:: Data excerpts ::
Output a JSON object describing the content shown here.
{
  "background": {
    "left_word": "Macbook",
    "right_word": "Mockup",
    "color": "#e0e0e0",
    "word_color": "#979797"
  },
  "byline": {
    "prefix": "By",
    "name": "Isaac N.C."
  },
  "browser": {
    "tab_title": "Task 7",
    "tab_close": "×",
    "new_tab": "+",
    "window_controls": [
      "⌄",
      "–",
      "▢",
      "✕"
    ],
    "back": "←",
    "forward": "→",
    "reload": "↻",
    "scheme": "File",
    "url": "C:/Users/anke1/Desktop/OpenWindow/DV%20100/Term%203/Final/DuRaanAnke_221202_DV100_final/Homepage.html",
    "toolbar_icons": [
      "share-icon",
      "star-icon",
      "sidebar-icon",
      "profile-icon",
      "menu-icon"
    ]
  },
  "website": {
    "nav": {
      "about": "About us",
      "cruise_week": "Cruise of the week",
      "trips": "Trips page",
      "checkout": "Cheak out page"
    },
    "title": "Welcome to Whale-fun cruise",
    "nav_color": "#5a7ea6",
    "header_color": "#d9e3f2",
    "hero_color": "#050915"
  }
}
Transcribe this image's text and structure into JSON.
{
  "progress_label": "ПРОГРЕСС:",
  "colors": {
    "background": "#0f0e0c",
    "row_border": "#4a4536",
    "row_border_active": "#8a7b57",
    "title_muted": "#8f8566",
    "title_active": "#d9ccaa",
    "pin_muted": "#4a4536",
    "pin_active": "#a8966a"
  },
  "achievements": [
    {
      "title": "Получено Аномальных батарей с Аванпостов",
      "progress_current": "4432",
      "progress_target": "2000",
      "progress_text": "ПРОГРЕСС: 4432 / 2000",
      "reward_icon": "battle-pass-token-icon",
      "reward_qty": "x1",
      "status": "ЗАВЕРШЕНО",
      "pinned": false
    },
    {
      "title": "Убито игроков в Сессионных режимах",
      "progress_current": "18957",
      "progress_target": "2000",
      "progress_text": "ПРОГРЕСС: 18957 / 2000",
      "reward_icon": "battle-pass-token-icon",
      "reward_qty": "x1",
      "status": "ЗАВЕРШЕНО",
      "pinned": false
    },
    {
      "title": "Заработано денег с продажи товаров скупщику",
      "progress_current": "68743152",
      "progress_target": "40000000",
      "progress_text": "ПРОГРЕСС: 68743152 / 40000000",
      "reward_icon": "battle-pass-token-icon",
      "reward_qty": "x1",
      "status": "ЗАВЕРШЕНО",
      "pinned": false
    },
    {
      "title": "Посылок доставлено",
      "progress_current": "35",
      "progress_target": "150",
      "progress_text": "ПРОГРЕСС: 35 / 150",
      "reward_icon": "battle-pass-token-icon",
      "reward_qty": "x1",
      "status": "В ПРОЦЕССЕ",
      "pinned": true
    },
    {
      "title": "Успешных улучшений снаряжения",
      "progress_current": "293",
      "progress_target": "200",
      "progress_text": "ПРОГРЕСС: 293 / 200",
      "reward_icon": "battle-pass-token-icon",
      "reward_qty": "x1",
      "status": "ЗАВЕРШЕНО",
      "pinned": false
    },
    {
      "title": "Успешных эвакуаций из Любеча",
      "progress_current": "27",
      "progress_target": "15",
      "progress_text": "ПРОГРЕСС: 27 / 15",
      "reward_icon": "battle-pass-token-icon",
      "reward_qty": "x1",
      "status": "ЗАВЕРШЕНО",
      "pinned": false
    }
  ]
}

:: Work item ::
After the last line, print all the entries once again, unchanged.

:: Solution to this problem ::
Output a JSON object describing the content shown here.
{
  "background": {
    "left_word": "Macbook",
    "right_word": "Mockup",
    "color": "#e0e0e0",
    "word_color": "#979797"
  },
  "byline": {
    "prefix": "By",
    "name": "Isaac N.C."
  },
  "browser": {
    "tab_title": "Task 7",
    "tab_close": "×",
    "new_tab": "+",
    "window_controls": [
      "⌄",
      "–",
      "▢",
      "✕"
    ],
    "back": "←",
    "forward": "→",
    "reload": "↻",
    "scheme": "File",
    "url": "C:/Users/anke1/Desktop/OpenWindow/DV%20100/Term%203/Final/DuRaanAnke_221202_DV100_final/Homepage.html",
    "toolbar_icons": [
      "share-icon",
      "star-icon",
      "sidebar-icon",
      "profile-icon",
      "menu-icon"
    ]
  },
  "website": {
    "nav": {
      "about": "About us",
      "cruise_week": "Cruise of the week",
      "trips": "Trips page",
      "checkout": "Cheak out page"
    },
    "title": "Welcome to Whale-fun cruise",
    "nav_color": "#5a7ea6",
    "header_color": "#d9e3f2",
    "hero_color": "#050915"
  }
}
Transcribe this image's text and structure into JSON.
{
  "progress_label": "ПРОГРЕСС:",
  "colors": {
    "background": "#0f0e0c",
    "row_border": "#4a4536",
    "row_border_active": "#8a7b57",
    "title_muted": "#8f8566",
    "title_active": "#d9ccaa",
    "pin_muted": "#4a4536",
    "pin_active": "#a8966a"
  },
  "achievements": [
    {
      "title": "Получено Аномальных батарей с Аванпостов",
      "progress_current": "4432",
      "progress_target": "2000",
      "progress_text": "ПРОГРЕСС: 4432 / 2000",
      "reward_icon": "battle-pass-token-icon",
      "reward_qty": "x1",
      "status": "ЗАВЕРШЕНО",
      "pinned": false
    },
    {
      "title": "Убито игроков в Сессионных режимах",
      "progress_current": "18957",
      "progress_target": "2000",
      "progress_text": "ПРОГРЕСС: 18957 / 2000",
      "reward_icon": "battle-pass-token-icon",
      "reward_qty": "x1",
      "status": "ЗАВЕРШЕНО",
      "pinned": false
    },
    {
      "title": "Заработано денег с продажи товаров скупщику",
      "progress_current": "68743152",
      "progress_target": "40000000",
      "progress_text": "ПРОГРЕСС: 68743152 / 40000000",
      "reward_icon": "battle-pass-token-icon",
      "reward_qty": "x1",
      "status": "ЗАВЕРШЕНО",
      "pinned": false
    },
    {
      "title": "Посылок доставлено",
      "progress_current": "35",
      "progress_target": "150",
      "progress_text": "ПРОГРЕСС: 35 / 150",
      "reward_icon": "battle-pass-token-icon",
      "reward_qty": "x1",
      "status": "В ПРОЦЕССЕ",
      "pinned": true
    },
    {
      "title": "Успешных улучшений снаряжения",
      "progress_current": "293",
      "progress_target": "200",
      "progress_text": "ПРОГРЕСС: 293 / 200",
      "reward_icon": "battle-pass-token-icon",
      "reward_qty": "x1",
      "status": "ЗАВЕРШЕНО",
      "pinned": false
    },
    {
      "title": "Успешных эвакуаций из Любеча",
      "progress_current": "27",
      "progress_target": "15",
      "progress_text": "ПРОГРЕСС: 27 / 15",
      "reward_icon": "battle-pass-token-icon",
      "reward_qty": "x1",
      "status": "ЗАВЕРШЕНО",
      "pinned": false
    }
  ]
}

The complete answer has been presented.